Smith said his decision to switch to run for a local office is based “solidly on the health of my wife.”
The change in races leaves two candidates in the Republican Primary for the legislative seat and to woo Smith’s large bloc of supporters gained during his more than 15 years in elected office in the eastern part of the county.
District 41 is being left vacant by Rep. John Wood, a Winter Haven Republican, who is term limited.
Retired contractor and Republican fundraiser Sam Killebrew and former 2nd District Court of Appeals Judge Charles Davis Jr. are seeking their party’s nomination for the seat. Both men are from Winter Haven.
The winner of the GOP contest will face the winner of the Democratic Primary between Nicolas Garcia of Haines City and former Circuit Judge Bob Doyel.
Smith, 74, is a 28-year Navy veteran. He had two terms on the Lake Alfred City Commission and was twice the city’s mayor. He also has been chairman of the Polk County Commission.
He has a master’s degree in education from Old Dominion University.

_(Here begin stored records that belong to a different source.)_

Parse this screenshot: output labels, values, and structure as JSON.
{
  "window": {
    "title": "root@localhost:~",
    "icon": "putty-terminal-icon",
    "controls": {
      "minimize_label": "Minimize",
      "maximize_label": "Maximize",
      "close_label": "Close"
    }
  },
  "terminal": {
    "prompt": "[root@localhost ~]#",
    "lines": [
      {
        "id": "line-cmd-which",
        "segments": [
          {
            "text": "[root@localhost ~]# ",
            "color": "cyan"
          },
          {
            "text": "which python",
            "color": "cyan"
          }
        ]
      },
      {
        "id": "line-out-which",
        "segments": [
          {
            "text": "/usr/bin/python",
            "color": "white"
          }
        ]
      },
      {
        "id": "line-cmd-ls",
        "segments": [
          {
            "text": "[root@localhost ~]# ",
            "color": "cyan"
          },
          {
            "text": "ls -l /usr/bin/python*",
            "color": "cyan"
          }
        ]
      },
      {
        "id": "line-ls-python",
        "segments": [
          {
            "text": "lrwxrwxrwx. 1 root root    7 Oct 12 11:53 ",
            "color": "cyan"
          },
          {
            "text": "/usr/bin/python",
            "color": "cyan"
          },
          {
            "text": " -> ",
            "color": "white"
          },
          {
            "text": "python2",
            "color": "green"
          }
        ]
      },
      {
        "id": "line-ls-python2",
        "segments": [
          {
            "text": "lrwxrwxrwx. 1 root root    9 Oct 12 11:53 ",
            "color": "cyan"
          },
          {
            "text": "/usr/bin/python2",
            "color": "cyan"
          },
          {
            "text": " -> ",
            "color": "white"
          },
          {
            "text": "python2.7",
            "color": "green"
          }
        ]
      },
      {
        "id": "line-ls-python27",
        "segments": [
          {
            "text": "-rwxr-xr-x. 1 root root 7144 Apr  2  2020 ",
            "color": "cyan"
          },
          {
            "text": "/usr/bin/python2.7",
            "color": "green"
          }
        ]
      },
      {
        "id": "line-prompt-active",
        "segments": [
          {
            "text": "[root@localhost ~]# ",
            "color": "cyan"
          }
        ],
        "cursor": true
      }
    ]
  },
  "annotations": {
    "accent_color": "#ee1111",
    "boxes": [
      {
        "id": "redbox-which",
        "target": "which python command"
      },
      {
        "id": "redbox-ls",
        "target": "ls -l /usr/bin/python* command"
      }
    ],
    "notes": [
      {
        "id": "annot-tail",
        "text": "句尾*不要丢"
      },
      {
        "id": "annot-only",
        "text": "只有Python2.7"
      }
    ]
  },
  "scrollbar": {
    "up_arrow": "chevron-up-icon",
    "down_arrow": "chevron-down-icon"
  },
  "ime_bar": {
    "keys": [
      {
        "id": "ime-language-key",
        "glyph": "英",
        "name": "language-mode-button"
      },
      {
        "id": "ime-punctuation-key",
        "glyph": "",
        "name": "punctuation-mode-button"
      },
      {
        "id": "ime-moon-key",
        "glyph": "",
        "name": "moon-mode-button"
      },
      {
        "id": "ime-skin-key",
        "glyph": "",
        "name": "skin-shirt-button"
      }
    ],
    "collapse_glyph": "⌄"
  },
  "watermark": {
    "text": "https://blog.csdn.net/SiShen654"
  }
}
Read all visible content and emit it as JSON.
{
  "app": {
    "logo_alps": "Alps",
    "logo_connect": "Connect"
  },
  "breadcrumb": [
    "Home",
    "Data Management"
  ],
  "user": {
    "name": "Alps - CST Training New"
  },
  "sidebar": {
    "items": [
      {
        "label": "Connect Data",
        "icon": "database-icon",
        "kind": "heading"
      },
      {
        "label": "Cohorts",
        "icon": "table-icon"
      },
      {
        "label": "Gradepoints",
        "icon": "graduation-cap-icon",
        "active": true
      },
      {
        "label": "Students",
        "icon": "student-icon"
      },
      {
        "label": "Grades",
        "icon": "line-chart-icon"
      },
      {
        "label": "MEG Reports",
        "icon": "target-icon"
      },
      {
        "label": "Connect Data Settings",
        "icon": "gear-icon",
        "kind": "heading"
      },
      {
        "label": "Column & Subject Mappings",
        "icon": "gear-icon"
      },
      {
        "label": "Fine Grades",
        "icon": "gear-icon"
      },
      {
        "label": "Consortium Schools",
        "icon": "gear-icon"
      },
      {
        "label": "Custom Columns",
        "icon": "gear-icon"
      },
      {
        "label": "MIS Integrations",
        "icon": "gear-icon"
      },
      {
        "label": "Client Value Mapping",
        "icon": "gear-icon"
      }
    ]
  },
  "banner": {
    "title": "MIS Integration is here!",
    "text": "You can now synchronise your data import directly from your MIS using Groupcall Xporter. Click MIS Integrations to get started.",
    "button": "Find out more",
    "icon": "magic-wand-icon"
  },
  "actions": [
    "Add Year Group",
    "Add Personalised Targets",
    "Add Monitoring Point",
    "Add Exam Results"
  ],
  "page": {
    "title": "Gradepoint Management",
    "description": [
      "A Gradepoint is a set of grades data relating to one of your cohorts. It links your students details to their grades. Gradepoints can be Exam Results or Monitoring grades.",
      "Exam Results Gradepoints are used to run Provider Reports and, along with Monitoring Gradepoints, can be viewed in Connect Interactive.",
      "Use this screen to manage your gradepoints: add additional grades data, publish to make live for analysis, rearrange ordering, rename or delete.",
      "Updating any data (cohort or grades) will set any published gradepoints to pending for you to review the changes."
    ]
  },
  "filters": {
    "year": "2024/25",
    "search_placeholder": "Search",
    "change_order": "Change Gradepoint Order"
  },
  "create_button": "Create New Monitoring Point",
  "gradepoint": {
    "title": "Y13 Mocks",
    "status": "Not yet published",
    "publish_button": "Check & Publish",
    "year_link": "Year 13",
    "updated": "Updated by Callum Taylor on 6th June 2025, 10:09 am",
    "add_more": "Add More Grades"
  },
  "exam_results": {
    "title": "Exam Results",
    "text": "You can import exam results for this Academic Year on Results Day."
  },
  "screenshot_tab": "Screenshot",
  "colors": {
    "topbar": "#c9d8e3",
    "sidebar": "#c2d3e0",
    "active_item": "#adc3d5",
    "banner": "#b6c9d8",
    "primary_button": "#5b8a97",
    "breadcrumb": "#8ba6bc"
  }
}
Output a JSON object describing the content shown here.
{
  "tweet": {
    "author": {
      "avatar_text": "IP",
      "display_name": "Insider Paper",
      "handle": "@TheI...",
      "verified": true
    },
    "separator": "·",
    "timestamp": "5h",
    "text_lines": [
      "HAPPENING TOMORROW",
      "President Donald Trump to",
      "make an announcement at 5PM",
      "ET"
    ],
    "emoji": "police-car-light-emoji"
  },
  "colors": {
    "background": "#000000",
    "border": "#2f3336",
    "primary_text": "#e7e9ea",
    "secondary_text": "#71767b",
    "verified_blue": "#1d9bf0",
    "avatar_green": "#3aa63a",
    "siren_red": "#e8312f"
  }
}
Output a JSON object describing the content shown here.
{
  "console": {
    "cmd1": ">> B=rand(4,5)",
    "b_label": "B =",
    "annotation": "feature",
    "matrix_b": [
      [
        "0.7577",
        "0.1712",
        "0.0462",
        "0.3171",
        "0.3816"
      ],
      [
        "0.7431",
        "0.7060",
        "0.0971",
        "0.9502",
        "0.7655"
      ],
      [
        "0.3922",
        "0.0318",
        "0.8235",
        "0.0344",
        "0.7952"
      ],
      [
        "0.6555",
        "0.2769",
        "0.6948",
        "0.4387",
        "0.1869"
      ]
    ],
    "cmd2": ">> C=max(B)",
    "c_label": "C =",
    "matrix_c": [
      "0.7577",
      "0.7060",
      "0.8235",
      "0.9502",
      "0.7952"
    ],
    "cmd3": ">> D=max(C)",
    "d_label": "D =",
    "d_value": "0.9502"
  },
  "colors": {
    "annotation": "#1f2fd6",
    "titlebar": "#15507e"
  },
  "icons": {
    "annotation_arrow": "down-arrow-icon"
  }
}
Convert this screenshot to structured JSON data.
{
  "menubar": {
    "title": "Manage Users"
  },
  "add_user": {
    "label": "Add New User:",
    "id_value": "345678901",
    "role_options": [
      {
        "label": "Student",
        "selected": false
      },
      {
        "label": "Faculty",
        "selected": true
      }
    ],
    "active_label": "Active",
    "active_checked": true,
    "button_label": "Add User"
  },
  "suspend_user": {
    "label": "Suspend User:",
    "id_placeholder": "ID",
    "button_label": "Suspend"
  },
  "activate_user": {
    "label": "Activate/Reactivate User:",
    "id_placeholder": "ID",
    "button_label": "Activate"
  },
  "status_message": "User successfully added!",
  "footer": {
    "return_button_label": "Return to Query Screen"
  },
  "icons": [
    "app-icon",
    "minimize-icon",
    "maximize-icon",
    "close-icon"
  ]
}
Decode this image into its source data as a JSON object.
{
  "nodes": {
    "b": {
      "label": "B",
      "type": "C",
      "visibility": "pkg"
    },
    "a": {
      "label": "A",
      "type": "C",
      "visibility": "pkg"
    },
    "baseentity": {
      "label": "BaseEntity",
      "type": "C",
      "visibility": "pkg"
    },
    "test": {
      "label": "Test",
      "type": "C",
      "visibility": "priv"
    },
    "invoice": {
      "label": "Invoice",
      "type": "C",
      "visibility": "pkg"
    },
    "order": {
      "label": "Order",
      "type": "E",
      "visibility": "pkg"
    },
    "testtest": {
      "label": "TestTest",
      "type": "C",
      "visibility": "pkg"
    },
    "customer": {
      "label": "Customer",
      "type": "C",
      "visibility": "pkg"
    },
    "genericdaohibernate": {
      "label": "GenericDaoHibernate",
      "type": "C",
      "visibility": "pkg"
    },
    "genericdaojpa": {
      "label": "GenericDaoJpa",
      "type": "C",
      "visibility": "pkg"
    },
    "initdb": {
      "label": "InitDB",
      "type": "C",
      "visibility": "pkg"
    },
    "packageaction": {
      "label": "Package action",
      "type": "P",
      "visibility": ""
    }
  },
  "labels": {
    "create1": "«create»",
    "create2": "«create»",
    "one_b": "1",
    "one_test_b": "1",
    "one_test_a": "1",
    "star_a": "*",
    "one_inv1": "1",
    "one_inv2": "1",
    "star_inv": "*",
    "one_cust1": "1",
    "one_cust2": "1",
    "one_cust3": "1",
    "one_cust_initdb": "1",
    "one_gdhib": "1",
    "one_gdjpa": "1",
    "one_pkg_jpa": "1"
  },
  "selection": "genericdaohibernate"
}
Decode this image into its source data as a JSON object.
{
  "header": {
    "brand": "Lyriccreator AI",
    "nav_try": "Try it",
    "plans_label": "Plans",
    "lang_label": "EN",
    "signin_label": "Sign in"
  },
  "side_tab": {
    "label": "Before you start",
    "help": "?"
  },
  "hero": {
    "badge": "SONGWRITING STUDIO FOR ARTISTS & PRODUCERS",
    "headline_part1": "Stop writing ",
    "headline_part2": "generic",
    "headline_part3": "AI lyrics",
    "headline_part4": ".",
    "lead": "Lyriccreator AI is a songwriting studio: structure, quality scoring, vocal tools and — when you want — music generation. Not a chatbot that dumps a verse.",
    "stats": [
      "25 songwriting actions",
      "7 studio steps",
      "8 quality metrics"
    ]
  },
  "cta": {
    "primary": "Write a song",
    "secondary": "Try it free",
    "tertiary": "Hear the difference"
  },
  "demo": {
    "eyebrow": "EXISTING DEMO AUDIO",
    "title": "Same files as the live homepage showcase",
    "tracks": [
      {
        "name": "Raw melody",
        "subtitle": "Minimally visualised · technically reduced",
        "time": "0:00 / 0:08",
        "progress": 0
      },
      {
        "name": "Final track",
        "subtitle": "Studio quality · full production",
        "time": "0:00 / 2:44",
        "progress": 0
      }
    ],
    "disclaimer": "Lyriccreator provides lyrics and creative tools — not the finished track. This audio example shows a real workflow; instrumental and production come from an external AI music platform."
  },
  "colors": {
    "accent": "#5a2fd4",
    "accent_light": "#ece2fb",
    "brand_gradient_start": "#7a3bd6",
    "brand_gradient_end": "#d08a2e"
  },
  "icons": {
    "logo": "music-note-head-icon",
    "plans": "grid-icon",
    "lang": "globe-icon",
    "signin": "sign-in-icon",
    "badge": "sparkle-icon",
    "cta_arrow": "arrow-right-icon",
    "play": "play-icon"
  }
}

After his Navy career, Smith worked for the Polk School District 16 years as a classroom teacher, dean of students at Lake Gibson Middle School, and then in the same job at Auburndale High School, where he also was a head track coach.
“I do have experience in education and I still want to serve,” Smith said.
His wife is in remission from cancer but has recently learned she has macular degeneration and is in the early stages of dementia.
“The very idea of going to Tallahassee for 60 days and then all the weeks of committee hearings and 12-hour days is totally out of the question,” he said. “I think Dick is a great guy, but I have educational experience and I have ideas that can help.”
One other incumbent board member is being opposed. Hunt Berryman is being opposed by Franklin “Ed” Shoemaker.
At the last reporting date, Smith had $35,045 in contributions to his legislative campaign and had not spent any.
Under state law, said Barbara Osthoff, an assistant Polk County supervisor of elections, he must notify all contributors to his campaign that he is switching races and offer them a choice of leaving their contributions in his campaign fund or receiving their money back on a pro rata basis. Contributors have 30 days from the time of being notified to request a refund. After that timeline, the money will remain in the campaign fund.
The school board has been under fire recently for its slow handling of an incident with former Superintendent Kathryn LeRoy, who resigned Friday. She received $119,000 in severance and $113,518 in annuity payments.
After complaints about her treatment of some employees, she was accused of sexual harassment by one male staff member. She was exonerated from that charge, but some criticized some of the board members for their foot-dragging on the issue.
More criticism has occurred over the settlement LeRoy received for resigning shortly before the board was to meet, likely to fire her.
And while both challengers entered their respective races before the Friday controversy over LeRoy, the incidents and board members’ reactions just might draw other challengers.
“People tend not to think about government until it becomes inefficient,” said Bruce Anderson, professor of political science at Florida Southern College in Lakeland. “Most of the problems come small. Then greater inefficiencies are uncovered and you have reform-minded people who think their ideas might help.”